M. Dong, Z. Jiao, T. Liu, F. Guo, and G. Li, “Effect of administration route on the renal safety of contrast agents: a meta-analysis of randomized controlled trials,” Journal of Nephrology, vol. 25, pp. 290–301, 2012.View at: Google Scholar
R. P. Karlsberg, S. Y. Dohad, and R. Sheng, “Contrast mediuminduced acute kidney injury: comparison of intravenous and intraarterial administration of iodinated contrast medium,” Journal of Vascular and Interventional Radiology, vol. 22, no. 8, pp. 1159–1165, 2011.View at: Publisher Site | Google Scholar
C. P. Taliercio, R. E. Vlietstra, L. D. Fisher, and J. C. Burnett, “Risks for renal dysfunction with cardiac angiography,” Annals of Internal Medicine, vol. 104, no. 4, pp. 501–504, 1986.View at: Google Scholar
E. M. Lautin, N. J. Freeman, A. H. Schoenfeld et al., “Radiocontrast-associated renal dysfunction: incidence and risk factors,” The American Journal of Roentgenology, vol. 157, no. 1, pp. 49–58, 1991.View at: Google Scholar

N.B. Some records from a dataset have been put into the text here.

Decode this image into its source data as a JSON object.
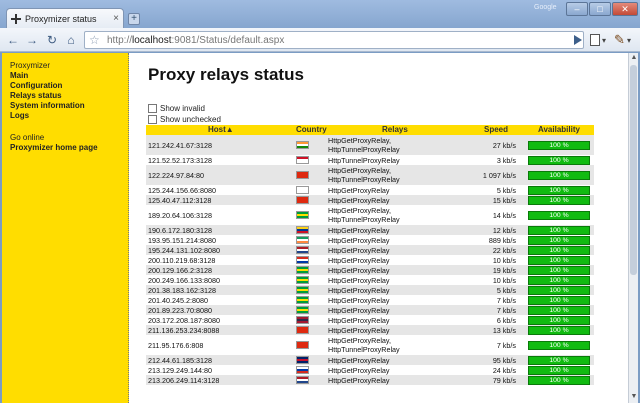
{
  "window": {
    "tab_title": "Proxymizer status",
    "tab_close": "×",
    "new_tab": "+",
    "profile_label": "Google",
    "min": "–",
    "max": "□",
    "close": "✕"
  },
  "toolbar": {
    "back": "←",
    "forward": "→",
    "reload": "↻",
    "home": "⌂",
    "url_scheme": "http://",
    "url_host": "localhost",
    "url_rest": ":9081/Status/default.aspx"
  },
  "sidebar": {
    "items": [
      "Proxymizer",
      "Main",
      "Configuration",
      "Relays status",
      "System information",
      "Logs"
    ],
    "items2": [
      "Go online",
      "Proxymizer home page"
    ]
  },
  "page": {
    "title": "Proxy relays status",
    "show_invalid": "Show invalid",
    "show_unchecked": "Show unchecked"
  },
  "grid": {
    "headers": {
      "host": "Host▲",
      "country": "Country",
      "relays": "Relays",
      "speed": "Speed",
      "availability": "Availability"
    },
    "rows": [
      {
        "host": "121.242.41.67:3128",
        "flag": "in",
        "relay1": "HttpGetProxyRelay,",
        "relay2": "HttpTunnelProxyRelay",
        "speed": "27 kb/s",
        "avail": "100 %"
      },
      {
        "host": "121.52.52.173:3128",
        "flag": "id",
        "relay1": "HttpTunnelProxyRelay",
        "relay2": "",
        "speed": "3 kb/s",
        "avail": "100 %"
      },
      {
        "host": "122.224.97.84:80",
        "flag": "cn",
        "relay1": "HttpGetProxyRelay,",
        "relay2": "HttpTunnelProxyRelay",
        "speed": "1 097 kb/s",
        "avail": "100 %"
      },
      {
        "host": "125.244.156.66:8080",
        "flag": "kr",
        "relay1": "HttpGetProxyRelay",
        "relay2": "",
        "speed": "5 kb/s",
        "avail": "100 %"
      },
      {
        "host": "125.40.47.112:3128",
        "flag": "cn",
        "relay1": "HttpGetProxyRelay",
        "relay2": "",
        "speed": "15 kb/s",
        "avail": "100 %"
      },
      {
        "host": "189.20.64.106:3128",
        "flag": "br",
        "relay1": "HttpGetProxyRelay,",
        "relay2": "HttpTunnelProxyRelay",
        "speed": "14 kb/s",
        "avail": "100 %"
      },
      {
        "host": "190.6.172.180:3128",
        "flag": "co",
        "relay1": "HttpGetProxyRelay",
        "relay2": "",
        "speed": "12 kb/s",
        "avail": "100 %"
      },
      {
        "host": "193.95.151.214:8080",
        "flag": "ie",
        "relay1": "HttpGetProxyRelay",
        "relay2": "",
        "speed": "889 kb/s",
        "avail": "100 %"
      },
      {
        "host": "195.244.131.102:8080",
        "flag": "nl",
        "relay1": "HttpGetProxyRelay",
        "relay2": "",
        "speed": "22 kb/s",
        "avail": "100 %"
      },
      {
        "host": "200.110.219.68:3128",
        "flag": "py",
        "relay1": "HttpGetProxyRelay",
        "relay2": "",
        "speed": "10 kb/s",
        "avail": "100 %"
      },
      {
        "host": "200.129.166.2:3128",
        "flag": "br",
        "relay1": "HttpGetProxyRelay",
        "relay2": "",
        "speed": "19 kb/s",
        "avail": "100 %"
      },
      {
        "host": "200.249.166.133:8080",
        "flag": "br",
        "relay1": "HttpGetProxyRelay",
        "relay2": "",
        "speed": "10 kb/s",
        "avail": "100 %"
      },
      {
        "host": "201.38.183.162:3128",
        "flag": "br",
        "relay1": "HttpGetProxyRelay",
        "relay2": "",
        "speed": "5 kb/s",
        "avail": "100 %"
      },
      {
        "host": "201.40.245.2:8080",
        "flag": "br",
        "relay1": "HttpGetProxyRelay",
        "relay2": "",
        "speed": "7 kb/s",
        "avail": "100 %"
      },
      {
        "host": "201.89.223.70:8080",
        "flag": "br",
        "relay1": "HttpGetProxyRelay",
        "relay2": "",
        "speed": "7 kb/s",
        "avail": "100 %"
      },
      {
        "host": "203.172.208.187:8080",
        "flag": "th",
        "relay1": "HttpGetProxyRelay",
        "relay2": "",
        "speed": "6 kb/s",
        "avail": "100 %"
      },
      {
        "host": "211.136.253.234:8088",
        "flag": "cn",
        "relay1": "HttpGetProxyRelay",
        "relay2": "",
        "speed": "13 kb/s",
        "avail": "100 %"
      },
      {
        "host": "211.95.176.6:808",
        "flag": "cn",
        "relay1": "HttpGetProxyRelay,",
        "relay2": "HttpTunnelProxyRelay",
        "speed": "7 kb/s",
        "avail": "100 %"
      },
      {
        "host": "212.44.61.185:3128",
        "flag": "gb",
        "relay1": "HttpGetProxyRelay",
        "relay2": "",
        "speed": "95 kb/s",
        "avail": "100 %"
      },
      {
        "host": "213.129.249.144:80",
        "flag": "ru",
        "relay1": "HttpGetProxyRelay",
        "relay2": "",
        "speed": "24 kb/s",
        "avail": "100 %"
      },
      {
        "host": "213.206.249.114:3128",
        "flag": "nl",
        "relay1": "HttpGetProxyRelay",
        "relay2": "",
        "speed": "79 kb/s",
        "avail": "100 %"
      }
    ]
  },
  "flag_colors": {
    "in": [
      "#ff9933",
      "#ffffff",
      "#138808"
    ],
    "id": [
      "#ce1126",
      "#ffffff",
      "#ffffff"
    ],
    "cn": [
      "#de2910",
      "#de2910",
      "#de2910"
    ],
    "kr": [
      "#ffffff",
      "#ffffff",
      "#ffffff"
    ],
    "br": [
      "#009c3b",
      "#ffdf00",
      "#009c3b"
    ],
    "co": [
      "#fcd116",
      "#003893",
      "#ce1126"
    ],
    "ie": [
      "#169b62",
      "#ffffff",
      "#ff883e"
    ],
    "nl": [
      "#ae1c28",
      "#ffffff",
      "#21468b"
    ],
    "py": [
      "#d52b1e",
      "#ffffff",
      "#0038a8"
    ],
    "th": [
      "#a51931",
      "#2d2a4a",
      "#a51931"
    ],
    "gb": [
      "#012169",
      "#c8102e",
      "#012169"
    ],
    "ru": [
      "#ffffff",
      "#0039a6",
      "#d52b1e"
    ]
  }
}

S. T. Cochran, W. S. Wong, and D. J. Roe, “Predicting angiography- induced acute renal function impairment: clinical risk model,” The American Journal of Roentgenology, vol. 141, no. 5, pp. 1027–1033, 1983.View at: Google Scholar
P. F. Sherwin, R. Cambron, J. A. Johnson, and J. A. Pierro, “Contrast dose-to-creatinine clearance ratio as a potential indicator of risk for radiocontrast-induced nephropathy: correlation of D/CrCL with area under the contrast concentration-time curve using iodixanol,” Investigative Radiology, vol. 40, no. 9, pp. 598–603, 2005.View at: Publisher Site | Google Scholar
I. Cicin, B. Erdogan, E. Gulsen et al., “Incidence of contrast-induced nephropathy in hospitalised patients with cancer,” European Radiology, vol. 24, pp. 184–190, 2014.View at: Google Scholar
L. Gruberg, G. S. Mintz, R. Mehran et al., “The prognostic implications of further renal function deterioration within 48 h of interventional coronary procedures in patients with pre-existent chronic renal insufficiency,” Journal of the American College of Cardiology, vol. 36, no. 5, pp. 1542–1548, 2000.View at: Publisher Site | Google Scholar